Why Humanities? 

In a 2018 study by the American Academy of Arts and Sciences (AAA&S), college graduates with bachelor's in humanities have been found to fill occupations very broadly, just like their STEM counterparts.  Despite public negative perceptions of the value of college, steadily declining liberal arts degree laureates, and the common “barista” stereotypes about the “useless” liberal arts degree (Gallup, 2018), the study found humanities graduates to be successfully obtaining career-focused jobs.  The survey found that humanities graduates occupied in administrative support and offices, in management, and in sales positions (AAA&S, 2018).  For a report on industry projections for occupations related to area and language studies, view this page.  

It is clear that interpersonal skills, including awareness of oneself and others, are highly desirable in the workplace.  The widespread demand for related intercultural skills is becoming increasingly clear, not just in global education experiences but also in the workplace (AACU, 2021). 

What the Ohio State University Offers 

In order to prepare students for a rapidly globalizing world, the Ohio State University has been conducting ongoing research on the most effective methods for the development of intercultural competence.  In order to test the effectiveness of these new learning outcomes, the research team applied them to various humanities courses and measured growth from the beginning to the end of the course, finding an increase in competency. 

With the introduction of new Arts and Sciences GE requirements for the ‘21-‘22 school year, students will be engaging with global citizenship, diversity, and justice.  By standardizing these learning outcomes, the University hopes to give its graduates their best chance at success in life.  As these are topics to be lived and not just taught, the University also facilitates and encourages extracurricular involvement with intercultural studies, including study abroad and Collaborative Online International Learning (COIL). 

Confirming the academic benefits, the Institute of International Education conducted a study finding a correlation between undergraduate study abroad and higher graduation rates and GPA (IIE, 2020). This result was especially present in underrepresented populations, in which minority students who study abroad performed significantly better than those who didn’t. This increase in performance was also notably greater than the increase in performance between non-minorities who studied abroad and those who didn’t. Though all groups benefited, this discrepancy highlights the importance of equity and accessibility. 

For this reason, Ohio State provides many resources, including need-based and merit-based scholarships, advising appointments, and info sessions, for all students looking to study abroad. For more information, visit the Office of International Studies Global Education page. You may also contact the office at or 614-292-6101.  


Humanities Degrees Declining Worldwide Except at Community Colleges. (2021, June 14). American Academy of Arts & Sciences

Jones, J. Confidence in Higher Education Down Since 2015. (2018, Oct 9). Gallup
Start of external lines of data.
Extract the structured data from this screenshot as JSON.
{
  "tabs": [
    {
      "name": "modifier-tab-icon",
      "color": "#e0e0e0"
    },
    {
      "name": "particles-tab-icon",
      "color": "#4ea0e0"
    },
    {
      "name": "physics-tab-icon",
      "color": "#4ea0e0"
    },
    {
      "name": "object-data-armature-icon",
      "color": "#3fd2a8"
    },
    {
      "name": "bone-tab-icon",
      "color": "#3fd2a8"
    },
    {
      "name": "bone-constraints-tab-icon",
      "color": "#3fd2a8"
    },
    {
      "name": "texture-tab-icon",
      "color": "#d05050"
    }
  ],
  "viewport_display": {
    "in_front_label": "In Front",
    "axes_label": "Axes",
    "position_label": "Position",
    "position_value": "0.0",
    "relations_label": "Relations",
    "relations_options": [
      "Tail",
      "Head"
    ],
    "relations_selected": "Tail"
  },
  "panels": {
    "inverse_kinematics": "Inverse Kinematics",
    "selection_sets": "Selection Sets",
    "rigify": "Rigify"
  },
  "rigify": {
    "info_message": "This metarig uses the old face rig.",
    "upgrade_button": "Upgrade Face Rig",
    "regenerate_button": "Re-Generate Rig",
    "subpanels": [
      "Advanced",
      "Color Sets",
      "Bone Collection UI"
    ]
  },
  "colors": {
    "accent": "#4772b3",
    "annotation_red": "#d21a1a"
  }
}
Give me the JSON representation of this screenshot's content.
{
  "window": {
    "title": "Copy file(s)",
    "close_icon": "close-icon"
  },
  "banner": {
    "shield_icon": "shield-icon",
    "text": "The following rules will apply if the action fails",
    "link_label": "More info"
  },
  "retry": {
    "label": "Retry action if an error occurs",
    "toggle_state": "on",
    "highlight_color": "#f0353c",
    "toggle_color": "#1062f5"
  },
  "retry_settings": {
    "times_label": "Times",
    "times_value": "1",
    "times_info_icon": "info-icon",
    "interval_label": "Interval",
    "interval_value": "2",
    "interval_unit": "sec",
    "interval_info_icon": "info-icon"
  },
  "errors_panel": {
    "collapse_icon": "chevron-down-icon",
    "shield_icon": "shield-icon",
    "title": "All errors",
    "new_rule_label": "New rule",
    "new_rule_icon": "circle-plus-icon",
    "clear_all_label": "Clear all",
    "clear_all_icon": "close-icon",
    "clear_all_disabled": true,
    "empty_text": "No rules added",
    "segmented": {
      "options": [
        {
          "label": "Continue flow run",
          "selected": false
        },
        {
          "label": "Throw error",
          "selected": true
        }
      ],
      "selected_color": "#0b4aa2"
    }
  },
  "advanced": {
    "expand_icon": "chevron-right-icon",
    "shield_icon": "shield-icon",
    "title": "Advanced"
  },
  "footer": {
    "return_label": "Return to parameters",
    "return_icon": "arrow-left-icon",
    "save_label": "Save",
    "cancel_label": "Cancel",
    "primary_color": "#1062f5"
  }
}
Occupational Distribution of Terminal Bachelor’s Degree Holders, by Field of Bachelor’s Degree. (2018). American Academy of Arts & Sciences

University System of Georgia’s CASSIE project shows positive impact of international education on student success IIE Research, Evaluation & Learning. Institute of International Education. (2020, Oct).